Today, the 2nd entry is - "Open in New Window". Muscle memory is a bad thing - I don't even read the contents of the menu any more. But now that the Firefox team has changed the ordering of the menu, I have to teach my programmed muscles something new. What's even more annoying is that all the other browsers order the entries like the old Firefox did, adding yet another inconsistency between browsers. Geez!

Away from User Interface complaints, I am proud to say that after trying to change my sleep schedule for a few years now, I finally succeeded this past week. By making an effort to get into bed a few minutes earlier every night, I finally got my conscious brain to switch off around 11:30 last night. Getting out of bed at 7am this morning wasn't hard any more, and staying awake didn't require an infusion of caffeine. We'll see how long this lasts, but as the adage goes, I have adapted. Eventually, I'll adapt to the browsers as well. Or, I'll switch to IE9 on my Mac. Wait...

Sunday, September 12, 2010

In the battle between Movies and TV shows, why the latter is winning

Look back over the past decade. How many films have approached the moral complexity and sociological density of “The Sopranos” or “The Wire”? Engaged recent American history with the verve and insight of “Mad Men”? Turned indeterminacy and ambiguity into high entertainment with the conviction of “Lost”? Addressed modern families with the sharp humor and sly warmth of “Modern Family”? Look at “Glee,” and then try to think of any big-screen teen comedy or musical — or, for that matter, movie set in Ohio — that manages to be so madly satirical with so little mean-spiritedness.

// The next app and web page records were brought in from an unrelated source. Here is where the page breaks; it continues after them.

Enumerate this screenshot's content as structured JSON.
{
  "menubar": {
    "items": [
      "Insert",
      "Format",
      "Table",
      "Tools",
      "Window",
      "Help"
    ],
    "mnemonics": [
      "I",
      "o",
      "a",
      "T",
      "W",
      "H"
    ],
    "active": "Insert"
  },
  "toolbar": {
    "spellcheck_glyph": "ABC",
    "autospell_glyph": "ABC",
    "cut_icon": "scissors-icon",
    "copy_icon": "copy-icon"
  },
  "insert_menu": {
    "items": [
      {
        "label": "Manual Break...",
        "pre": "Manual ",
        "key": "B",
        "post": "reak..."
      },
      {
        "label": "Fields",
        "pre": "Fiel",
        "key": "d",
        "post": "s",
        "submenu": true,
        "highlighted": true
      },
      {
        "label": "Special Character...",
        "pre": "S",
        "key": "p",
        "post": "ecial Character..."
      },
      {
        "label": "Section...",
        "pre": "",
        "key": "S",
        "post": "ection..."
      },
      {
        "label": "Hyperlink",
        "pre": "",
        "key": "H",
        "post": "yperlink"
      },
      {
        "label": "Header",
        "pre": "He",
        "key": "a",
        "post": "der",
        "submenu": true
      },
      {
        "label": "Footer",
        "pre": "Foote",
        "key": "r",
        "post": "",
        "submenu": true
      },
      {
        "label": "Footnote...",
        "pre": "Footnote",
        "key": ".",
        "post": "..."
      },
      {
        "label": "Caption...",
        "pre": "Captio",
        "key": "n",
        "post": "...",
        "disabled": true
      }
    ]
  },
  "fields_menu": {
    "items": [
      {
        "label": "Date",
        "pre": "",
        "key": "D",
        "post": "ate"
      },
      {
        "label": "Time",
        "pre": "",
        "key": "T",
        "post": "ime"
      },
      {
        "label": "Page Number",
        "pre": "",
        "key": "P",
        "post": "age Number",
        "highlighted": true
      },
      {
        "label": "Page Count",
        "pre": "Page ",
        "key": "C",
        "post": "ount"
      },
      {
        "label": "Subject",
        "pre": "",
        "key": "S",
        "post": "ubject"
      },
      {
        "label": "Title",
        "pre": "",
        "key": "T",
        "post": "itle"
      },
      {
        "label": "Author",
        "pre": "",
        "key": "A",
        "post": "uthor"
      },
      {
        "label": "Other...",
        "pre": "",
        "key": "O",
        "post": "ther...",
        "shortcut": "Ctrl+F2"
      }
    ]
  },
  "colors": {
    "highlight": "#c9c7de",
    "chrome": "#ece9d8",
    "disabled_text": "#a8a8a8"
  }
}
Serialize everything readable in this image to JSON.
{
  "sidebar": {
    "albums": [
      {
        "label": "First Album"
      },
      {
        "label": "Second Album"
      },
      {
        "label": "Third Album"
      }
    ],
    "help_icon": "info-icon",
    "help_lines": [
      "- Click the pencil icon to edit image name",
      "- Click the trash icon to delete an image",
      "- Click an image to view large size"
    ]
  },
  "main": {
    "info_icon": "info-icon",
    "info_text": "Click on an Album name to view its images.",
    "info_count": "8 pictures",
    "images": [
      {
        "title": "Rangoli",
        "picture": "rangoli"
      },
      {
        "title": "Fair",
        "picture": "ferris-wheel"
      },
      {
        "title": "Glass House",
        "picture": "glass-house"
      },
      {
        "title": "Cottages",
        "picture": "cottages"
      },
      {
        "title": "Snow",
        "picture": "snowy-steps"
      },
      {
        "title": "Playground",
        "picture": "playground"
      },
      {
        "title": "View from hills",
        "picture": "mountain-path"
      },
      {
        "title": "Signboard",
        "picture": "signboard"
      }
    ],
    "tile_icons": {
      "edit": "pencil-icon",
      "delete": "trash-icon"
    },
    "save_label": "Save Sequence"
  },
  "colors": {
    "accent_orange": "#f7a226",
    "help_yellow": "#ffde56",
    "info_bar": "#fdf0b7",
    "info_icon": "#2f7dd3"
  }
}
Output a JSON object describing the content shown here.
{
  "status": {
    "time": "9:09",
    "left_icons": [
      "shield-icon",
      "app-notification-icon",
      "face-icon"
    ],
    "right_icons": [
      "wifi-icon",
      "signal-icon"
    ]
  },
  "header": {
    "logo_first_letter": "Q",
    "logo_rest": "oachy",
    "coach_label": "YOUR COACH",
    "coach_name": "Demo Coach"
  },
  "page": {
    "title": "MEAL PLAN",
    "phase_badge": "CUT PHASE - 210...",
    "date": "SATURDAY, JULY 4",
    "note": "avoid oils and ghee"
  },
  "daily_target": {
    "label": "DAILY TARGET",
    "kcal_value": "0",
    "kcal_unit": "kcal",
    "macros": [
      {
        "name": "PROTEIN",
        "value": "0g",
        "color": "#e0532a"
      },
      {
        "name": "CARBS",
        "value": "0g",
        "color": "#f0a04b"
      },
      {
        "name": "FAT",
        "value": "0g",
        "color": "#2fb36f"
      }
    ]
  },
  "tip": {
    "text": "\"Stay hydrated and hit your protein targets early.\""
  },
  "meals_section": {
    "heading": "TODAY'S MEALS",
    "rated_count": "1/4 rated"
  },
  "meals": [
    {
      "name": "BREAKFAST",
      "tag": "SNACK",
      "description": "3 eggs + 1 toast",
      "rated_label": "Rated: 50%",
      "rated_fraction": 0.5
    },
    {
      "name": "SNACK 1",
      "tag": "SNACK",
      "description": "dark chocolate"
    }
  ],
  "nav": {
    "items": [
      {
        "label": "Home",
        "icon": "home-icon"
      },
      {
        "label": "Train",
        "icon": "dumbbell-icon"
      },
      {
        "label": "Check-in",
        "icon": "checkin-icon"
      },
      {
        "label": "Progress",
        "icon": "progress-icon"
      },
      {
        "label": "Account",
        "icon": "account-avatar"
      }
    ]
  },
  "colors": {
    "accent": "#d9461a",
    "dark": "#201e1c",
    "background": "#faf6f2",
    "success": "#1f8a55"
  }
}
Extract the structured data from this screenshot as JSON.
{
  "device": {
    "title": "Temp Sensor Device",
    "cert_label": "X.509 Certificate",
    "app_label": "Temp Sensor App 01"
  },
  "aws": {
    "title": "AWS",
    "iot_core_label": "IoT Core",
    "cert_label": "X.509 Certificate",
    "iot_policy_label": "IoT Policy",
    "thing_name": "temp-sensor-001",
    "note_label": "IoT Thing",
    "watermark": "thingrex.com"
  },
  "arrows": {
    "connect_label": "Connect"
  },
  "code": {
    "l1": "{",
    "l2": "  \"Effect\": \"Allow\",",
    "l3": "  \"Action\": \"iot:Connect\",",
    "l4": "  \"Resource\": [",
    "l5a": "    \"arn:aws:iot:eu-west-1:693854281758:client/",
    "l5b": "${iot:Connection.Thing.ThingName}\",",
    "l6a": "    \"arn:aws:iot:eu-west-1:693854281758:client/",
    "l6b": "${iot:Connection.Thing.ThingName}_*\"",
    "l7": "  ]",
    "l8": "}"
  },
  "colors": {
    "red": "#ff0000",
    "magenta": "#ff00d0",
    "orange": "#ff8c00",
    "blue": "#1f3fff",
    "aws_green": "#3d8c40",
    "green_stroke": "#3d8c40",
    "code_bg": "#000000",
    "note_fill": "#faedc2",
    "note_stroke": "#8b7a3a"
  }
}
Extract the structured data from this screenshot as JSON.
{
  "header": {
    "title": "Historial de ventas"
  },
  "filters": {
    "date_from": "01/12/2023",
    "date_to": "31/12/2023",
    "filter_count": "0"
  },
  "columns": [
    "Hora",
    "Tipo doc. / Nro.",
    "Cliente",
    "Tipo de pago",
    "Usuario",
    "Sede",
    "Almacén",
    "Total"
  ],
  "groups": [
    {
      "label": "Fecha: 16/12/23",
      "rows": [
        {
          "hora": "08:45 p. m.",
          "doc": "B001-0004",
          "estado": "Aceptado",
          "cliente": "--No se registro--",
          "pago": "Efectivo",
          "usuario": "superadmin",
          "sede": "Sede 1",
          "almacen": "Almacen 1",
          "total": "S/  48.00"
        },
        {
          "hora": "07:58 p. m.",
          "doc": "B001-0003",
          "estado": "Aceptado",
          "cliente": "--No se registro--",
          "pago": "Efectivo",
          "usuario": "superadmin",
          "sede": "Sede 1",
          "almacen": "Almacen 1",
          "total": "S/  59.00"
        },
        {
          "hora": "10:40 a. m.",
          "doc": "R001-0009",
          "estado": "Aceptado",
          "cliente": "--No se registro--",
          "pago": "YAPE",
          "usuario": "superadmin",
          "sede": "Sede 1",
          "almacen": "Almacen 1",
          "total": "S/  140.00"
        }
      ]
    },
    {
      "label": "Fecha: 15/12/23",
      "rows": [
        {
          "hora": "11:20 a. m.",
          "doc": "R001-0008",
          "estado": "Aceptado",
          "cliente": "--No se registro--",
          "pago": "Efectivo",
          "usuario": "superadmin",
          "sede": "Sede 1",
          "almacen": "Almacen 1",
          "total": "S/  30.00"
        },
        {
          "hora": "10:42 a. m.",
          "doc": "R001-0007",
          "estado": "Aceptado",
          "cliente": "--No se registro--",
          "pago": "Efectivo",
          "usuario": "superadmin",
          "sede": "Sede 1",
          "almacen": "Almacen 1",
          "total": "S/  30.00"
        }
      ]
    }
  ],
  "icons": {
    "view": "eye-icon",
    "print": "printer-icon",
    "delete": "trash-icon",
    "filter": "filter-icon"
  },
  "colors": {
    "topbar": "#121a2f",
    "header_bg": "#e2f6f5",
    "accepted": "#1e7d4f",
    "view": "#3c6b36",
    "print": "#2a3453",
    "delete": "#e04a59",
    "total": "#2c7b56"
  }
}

I swear, I’m not trying to horn in on my colleagues’ territory. But the traditional relationship between film and television has reversed, as American movies have become conservative and cautious, while scripted series, on both broadcast networks and cable, are often more daring, topical and willing to risk giving offense.
I agree wholeheartedly. Besides Inception and The Dark Knight, both Chris Nolan blockbusters, I can't remember the last time I went to a movie theatre and enjoyed what I was watching. For all of you thinking Avatar should be in this distinguished list, I disagree. My review: movie - too long, story - threadbare.